“We are excited to partner with the WSU PBL Chapter to open the second Teddy Bear Den outside of Salt Lake City,” said Julie Drake, director of program services for the March of Dimes Utah Chapter. “The WSU PBL Chapter saw the need to help pregnant and mothering women in their community and wanted to improve the health of babies.”
The Teddy Bear Den, a March of Dimes community-based prenatal health program, is designed to promote healthy behaviors during pregnancy. Teddy Bear Den clients earn points toward incentives, such as diapers and baby clothes, by attending prenatal care appointments, making healthy lifestyle choices during pregnancy, participating in prenatal education classes, keeping well-baby appointments and signing up for appropriate social services. The mothers can then redeem those points at the Teddy Bear Den.
Weber State student members of the PBL Chapter have worked for more than a year to bring the program to Northern Utah. “This project has given students an opportunity to work more closely with area high schools and businesses in the community to gain their support,” said Laura Anderson, WSU PBL advisor. “What I love most about this project are the many ways people can contribute to the Teddy Bear Den.”
Students in the nursing program as well as Spanish majors collaborated with the PBL members to work with the Midtown Community Health Center to address the needs of its clients.
Each group of students has responsibilities related to areas of study: PBL students contacted area businesses for donations, wrote grants and coordinated logistics. Nursing students will work at the Teddy Bear Den and interact with clients. Spanish majors are translating promotional materials and providing translation for Spanish-speaking clients at the den. At least six Future Business Leaders of America (FBLA) chapters in area high schools are collecting items for the den. High school students are holding community baby showers, diaper drives and fund-raisers. Students at Northridge High have been strong supporters of the project, and proceeds of their annual “Mr. Northridge” pageant will purchase material for baby blankets.
Women can participate in the program throughout their pregnancy and continue until their babies are 1 year old. Women enroll in the program through their healthcare provider and referring agencies, such as Weber-Morgan Health Department and Women Infants and Children offices.
Future Business Leaders of America-Phi Beta Lambda (FBLA-PBL) is a nonprofit 501(c)(3) education association with a quarter of a million middle school, high school and college students preparing for careers in business and business-related fields. The organization also has a professional division for businesspeople, FBLA-PBL alumni, educators and parents who support the goals of the association. The mission of FBLA-PBL is to bring business and education together in a positive working relationship through innovative leadership and career-development programs.
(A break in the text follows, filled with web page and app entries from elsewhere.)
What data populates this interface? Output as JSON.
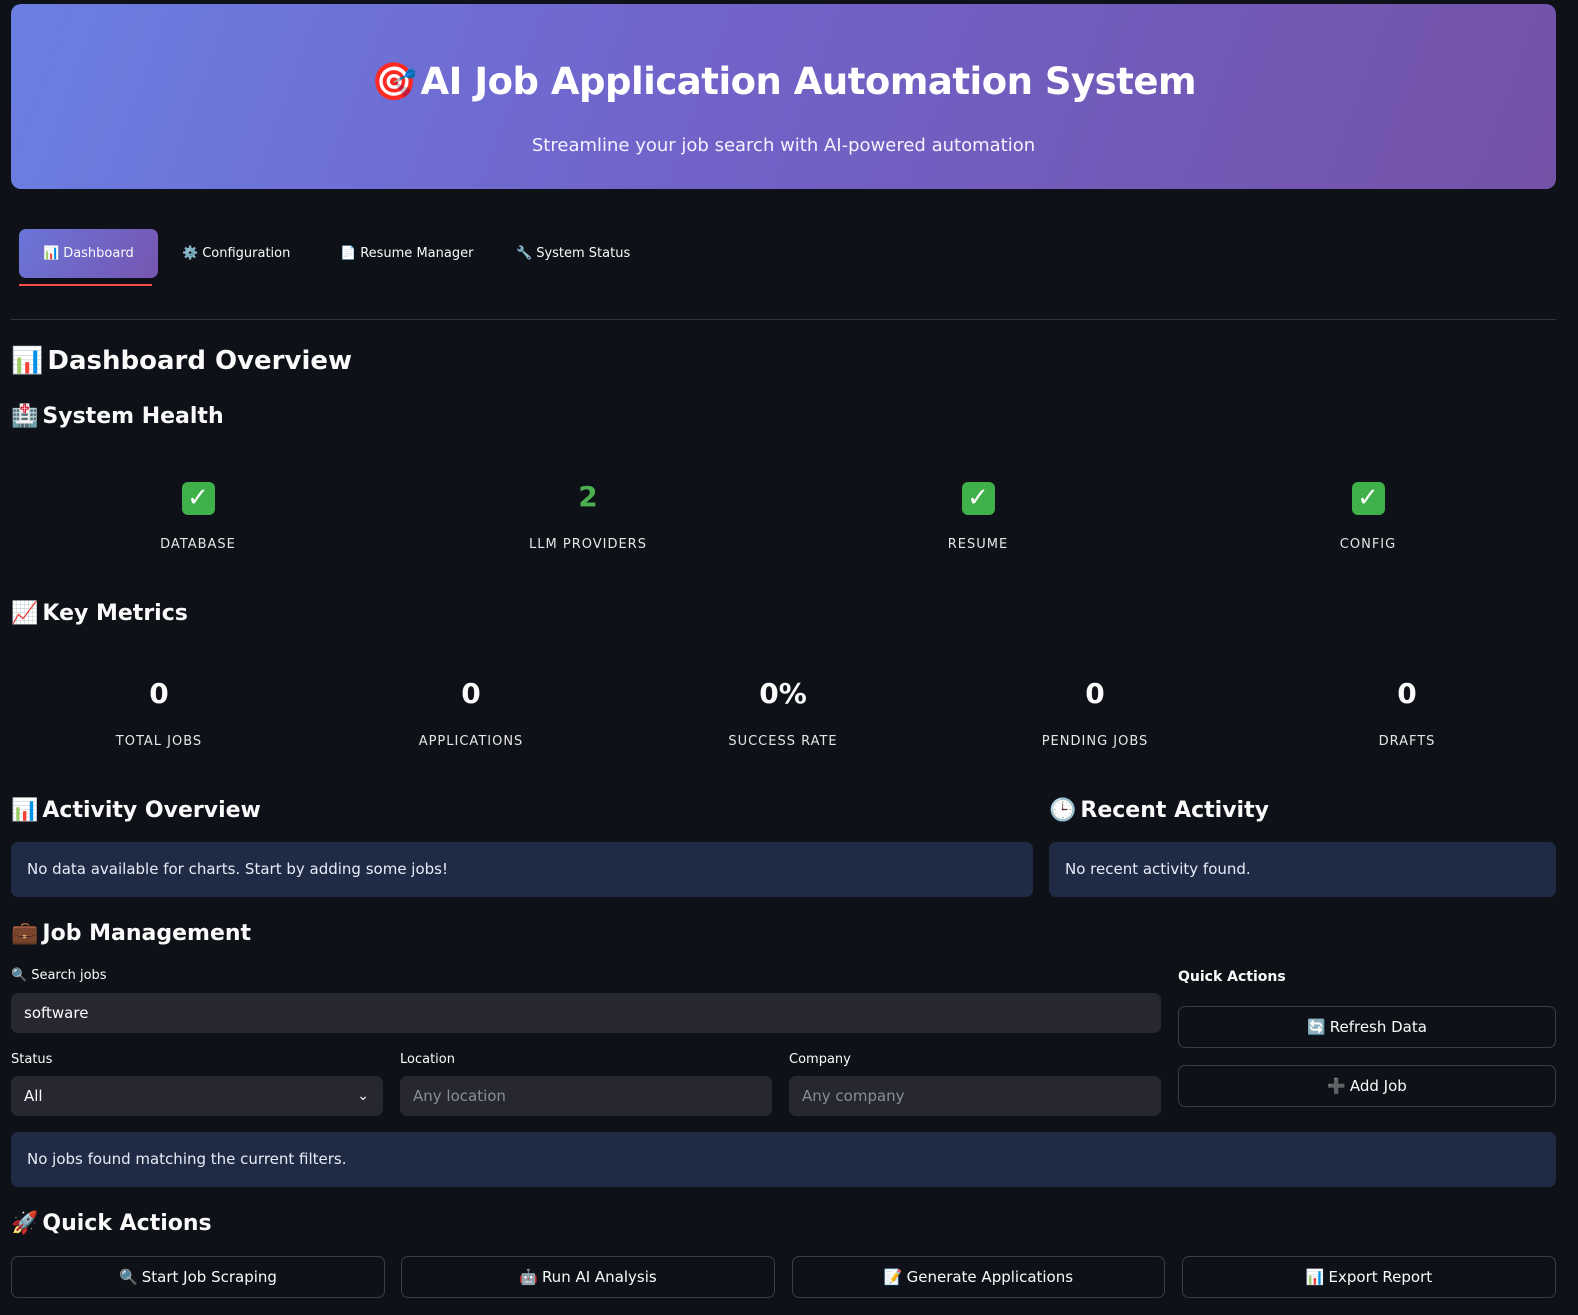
{
  "header": {
    "icon": "target-icon",
    "icon_glyph": "🎯",
    "title": "AI Job Application Automation System",
    "subtitle": "Streamline your job search with AI-powered automation"
  },
  "tabs": [
    {
      "icon": "chart-icon",
      "glyph": "📊",
      "label": "Dashboard",
      "active": true
    },
    {
      "icon": "gear-icon",
      "glyph": "⚙️",
      "label": "Configuration",
      "active": false
    },
    {
      "icon": "document-icon",
      "glyph": "📄",
      "label": "Resume Manager",
      "active": false
    },
    {
      "icon": "wrench-icon",
      "glyph": "🔧",
      "label": "System Status",
      "active": false
    }
  ],
  "dashboard": {
    "title_glyph": "📊",
    "title": "Dashboard Overview"
  },
  "system_health": {
    "title_glyph": "🏥",
    "title": "System Health",
    "items": [
      {
        "value": "✓",
        "label": "DATABASE"
      },
      {
        "value": "2",
        "label": "LLM PROVIDERS"
      },
      {
        "value": "✓",
        "label": "RESUME"
      },
      {
        "value": "✓",
        "label": "CONFIG"
      }
    ]
  },
  "key_metrics": {
    "title_glyph": "📈",
    "title": "Key Metrics",
    "items": [
      {
        "value": "0",
        "label": "TOTAL JOBS"
      },
      {
        "value": "0",
        "label": "APPLICATIONS"
      },
      {
        "value": "0%",
        "label": "SUCCESS RATE"
      },
      {
        "value": "0",
        "label": "PENDING JOBS"
      },
      {
        "value": "0",
        "label": "DRAFTS"
      }
    ]
  },
  "activity_overview": {
    "title_glyph": "📊",
    "title": "Activity Overview",
    "message": "No data available for charts. Start by adding some jobs!"
  },
  "recent_activity": {
    "title_glyph": "🕒",
    "title": "Recent Activity",
    "message": "No recent activity found."
  },
  "job_management": {
    "title_glyph": "💼",
    "title": "Job Management",
    "search_label_glyph": "🔍",
    "search_label": "Search jobs",
    "search_value": "software",
    "status_label": "Status",
    "status_value": "All",
    "location_label": "Location",
    "location_placeholder": "Any location",
    "company_label": "Company",
    "company_placeholder": "Any company",
    "empty_message": "No jobs found matching the current filters.",
    "quick_actions_label": "Quick Actions",
    "refresh_glyph": "🔄",
    "refresh_label": "Refresh Data",
    "add_glyph": "➕",
    "add_label": "Add Job"
  },
  "quick_actions": {
    "title_glyph": "🚀",
    "title": "Quick Actions",
    "buttons": [
      {
        "glyph": "🔍",
        "label": "Start Job Scraping"
      },
      {
        "glyph": "🤖",
        "label": "Run AI Analysis"
      },
      {
        "glyph": "📝",
        "label": "Generate Applications"
      },
      {
        "glyph": "📊",
        "label": "Export Report"
      }
    ]
  },
  "colors": {
    "background": "#0e1117",
    "accent_underline": "#ff4b4b",
    "info_box": "#1f2b44",
    "metric_green": "#4caf50"
  }
}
Julie Drake, director of program services March of Dimes
801-327-9464 • email@example.com
Harrison Spendlove, president WSU PBL
801-920-4157 • firstname.lastname@example.org
Laura Anderson, advisor WSU PBL
385-244-0861 • email@example.com
- Harrison Spendlove, president WSU PBL
801-920-4157 • firstname.lastname@example.org